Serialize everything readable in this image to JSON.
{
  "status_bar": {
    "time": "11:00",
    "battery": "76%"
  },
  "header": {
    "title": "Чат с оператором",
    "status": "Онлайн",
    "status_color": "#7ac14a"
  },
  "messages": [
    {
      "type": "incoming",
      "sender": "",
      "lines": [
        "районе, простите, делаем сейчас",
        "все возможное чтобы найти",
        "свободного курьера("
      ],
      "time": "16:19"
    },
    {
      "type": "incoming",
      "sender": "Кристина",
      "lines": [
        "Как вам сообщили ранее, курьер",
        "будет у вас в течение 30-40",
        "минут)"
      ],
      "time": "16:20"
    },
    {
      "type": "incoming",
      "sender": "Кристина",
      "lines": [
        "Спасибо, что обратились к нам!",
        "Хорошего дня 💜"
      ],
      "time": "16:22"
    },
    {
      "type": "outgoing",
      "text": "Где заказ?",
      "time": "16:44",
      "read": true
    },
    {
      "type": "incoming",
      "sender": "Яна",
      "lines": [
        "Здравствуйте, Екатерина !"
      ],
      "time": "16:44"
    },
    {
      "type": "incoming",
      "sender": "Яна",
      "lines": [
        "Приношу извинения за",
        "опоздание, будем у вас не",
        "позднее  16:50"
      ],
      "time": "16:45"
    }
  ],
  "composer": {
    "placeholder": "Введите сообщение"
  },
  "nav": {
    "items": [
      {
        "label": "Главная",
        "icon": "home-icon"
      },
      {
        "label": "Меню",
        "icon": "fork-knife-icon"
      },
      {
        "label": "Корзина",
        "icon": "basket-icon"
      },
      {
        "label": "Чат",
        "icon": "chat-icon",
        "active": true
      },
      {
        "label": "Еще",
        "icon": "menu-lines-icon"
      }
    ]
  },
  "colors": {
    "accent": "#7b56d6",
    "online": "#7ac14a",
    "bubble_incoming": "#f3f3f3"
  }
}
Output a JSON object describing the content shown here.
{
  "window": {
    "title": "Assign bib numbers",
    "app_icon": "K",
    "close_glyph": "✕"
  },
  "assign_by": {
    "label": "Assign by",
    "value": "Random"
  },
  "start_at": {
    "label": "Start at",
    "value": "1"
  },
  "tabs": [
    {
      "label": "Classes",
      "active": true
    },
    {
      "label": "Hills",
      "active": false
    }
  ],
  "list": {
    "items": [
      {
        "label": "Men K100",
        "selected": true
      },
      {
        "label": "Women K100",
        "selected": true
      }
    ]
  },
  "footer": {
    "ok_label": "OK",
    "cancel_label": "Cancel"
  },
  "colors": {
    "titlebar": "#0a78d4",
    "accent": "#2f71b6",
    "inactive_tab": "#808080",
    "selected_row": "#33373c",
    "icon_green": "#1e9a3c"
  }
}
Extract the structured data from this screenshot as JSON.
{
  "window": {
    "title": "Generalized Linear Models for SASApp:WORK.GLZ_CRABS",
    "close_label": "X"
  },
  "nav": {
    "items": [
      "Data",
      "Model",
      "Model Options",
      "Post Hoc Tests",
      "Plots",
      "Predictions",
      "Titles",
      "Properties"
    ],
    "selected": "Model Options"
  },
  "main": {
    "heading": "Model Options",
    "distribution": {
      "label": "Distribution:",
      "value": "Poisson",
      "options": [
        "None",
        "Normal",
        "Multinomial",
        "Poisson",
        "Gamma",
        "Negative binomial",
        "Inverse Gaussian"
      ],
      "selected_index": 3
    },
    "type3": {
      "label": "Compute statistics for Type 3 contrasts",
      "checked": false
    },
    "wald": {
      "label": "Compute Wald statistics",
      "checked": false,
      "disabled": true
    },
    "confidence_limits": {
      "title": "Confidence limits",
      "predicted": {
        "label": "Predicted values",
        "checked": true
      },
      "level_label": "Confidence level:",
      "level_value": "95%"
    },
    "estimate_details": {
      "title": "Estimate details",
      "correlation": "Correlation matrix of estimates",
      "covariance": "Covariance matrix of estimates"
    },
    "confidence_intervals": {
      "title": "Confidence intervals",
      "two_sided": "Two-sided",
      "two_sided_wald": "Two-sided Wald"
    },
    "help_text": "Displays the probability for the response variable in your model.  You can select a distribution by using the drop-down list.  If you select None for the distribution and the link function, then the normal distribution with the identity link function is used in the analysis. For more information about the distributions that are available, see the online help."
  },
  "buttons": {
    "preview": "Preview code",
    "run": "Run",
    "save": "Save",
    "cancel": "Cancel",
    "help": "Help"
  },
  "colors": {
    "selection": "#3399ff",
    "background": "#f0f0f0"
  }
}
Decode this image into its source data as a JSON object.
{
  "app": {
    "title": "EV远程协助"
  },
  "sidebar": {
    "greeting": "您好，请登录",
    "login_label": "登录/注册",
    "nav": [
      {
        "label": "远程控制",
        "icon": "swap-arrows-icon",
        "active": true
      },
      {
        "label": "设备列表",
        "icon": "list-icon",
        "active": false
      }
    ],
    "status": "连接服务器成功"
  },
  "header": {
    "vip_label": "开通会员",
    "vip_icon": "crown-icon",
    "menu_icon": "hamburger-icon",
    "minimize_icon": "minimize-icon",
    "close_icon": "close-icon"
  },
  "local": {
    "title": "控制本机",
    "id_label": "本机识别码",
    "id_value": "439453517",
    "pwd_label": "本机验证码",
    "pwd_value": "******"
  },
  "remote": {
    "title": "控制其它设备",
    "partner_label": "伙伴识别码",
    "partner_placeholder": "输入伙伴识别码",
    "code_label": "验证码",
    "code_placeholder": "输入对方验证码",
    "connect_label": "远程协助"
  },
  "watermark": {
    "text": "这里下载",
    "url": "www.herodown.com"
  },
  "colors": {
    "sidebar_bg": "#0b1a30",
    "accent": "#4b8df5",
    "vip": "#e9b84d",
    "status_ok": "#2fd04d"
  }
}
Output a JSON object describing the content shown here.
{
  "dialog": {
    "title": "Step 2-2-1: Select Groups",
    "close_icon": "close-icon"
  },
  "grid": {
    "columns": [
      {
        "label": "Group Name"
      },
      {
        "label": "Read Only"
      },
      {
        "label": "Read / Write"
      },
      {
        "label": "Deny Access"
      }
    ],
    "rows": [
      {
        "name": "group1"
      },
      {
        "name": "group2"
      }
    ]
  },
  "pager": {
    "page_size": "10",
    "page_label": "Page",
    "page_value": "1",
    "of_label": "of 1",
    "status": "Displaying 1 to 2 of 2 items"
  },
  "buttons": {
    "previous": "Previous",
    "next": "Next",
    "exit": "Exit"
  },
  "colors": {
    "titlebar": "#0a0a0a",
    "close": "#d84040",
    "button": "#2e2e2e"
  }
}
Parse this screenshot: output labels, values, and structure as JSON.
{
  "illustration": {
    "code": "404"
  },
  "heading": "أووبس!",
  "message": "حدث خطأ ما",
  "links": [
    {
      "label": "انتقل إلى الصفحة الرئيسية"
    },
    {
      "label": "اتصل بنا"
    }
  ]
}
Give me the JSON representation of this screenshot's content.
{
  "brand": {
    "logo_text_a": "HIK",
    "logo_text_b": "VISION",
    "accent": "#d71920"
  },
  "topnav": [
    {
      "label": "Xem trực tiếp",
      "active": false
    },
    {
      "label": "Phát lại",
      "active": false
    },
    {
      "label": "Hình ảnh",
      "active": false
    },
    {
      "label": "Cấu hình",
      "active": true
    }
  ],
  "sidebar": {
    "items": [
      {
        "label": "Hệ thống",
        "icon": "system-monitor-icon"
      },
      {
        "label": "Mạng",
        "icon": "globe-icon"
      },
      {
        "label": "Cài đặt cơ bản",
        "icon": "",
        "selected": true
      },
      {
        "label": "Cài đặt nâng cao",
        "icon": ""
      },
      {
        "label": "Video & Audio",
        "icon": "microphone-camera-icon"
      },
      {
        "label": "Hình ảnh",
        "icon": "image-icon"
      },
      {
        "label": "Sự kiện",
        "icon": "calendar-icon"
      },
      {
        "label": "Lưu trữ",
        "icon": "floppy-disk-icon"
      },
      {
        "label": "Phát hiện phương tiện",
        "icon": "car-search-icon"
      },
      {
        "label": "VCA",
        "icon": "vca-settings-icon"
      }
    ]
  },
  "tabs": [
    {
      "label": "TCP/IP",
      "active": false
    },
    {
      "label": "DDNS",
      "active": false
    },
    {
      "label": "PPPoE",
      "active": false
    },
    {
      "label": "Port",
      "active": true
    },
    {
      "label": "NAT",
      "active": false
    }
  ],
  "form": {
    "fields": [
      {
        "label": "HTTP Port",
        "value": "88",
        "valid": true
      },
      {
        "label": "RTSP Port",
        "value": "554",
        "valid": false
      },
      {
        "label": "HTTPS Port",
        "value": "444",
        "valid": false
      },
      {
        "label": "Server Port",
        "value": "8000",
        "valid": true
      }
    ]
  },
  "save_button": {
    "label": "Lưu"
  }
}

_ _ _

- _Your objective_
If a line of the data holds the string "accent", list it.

- _Answer box_
    "accent": "#7b56d6",
    "accent": "#2f71b6",
    "accent": "#4b8df5",
    "accent": "#d71920"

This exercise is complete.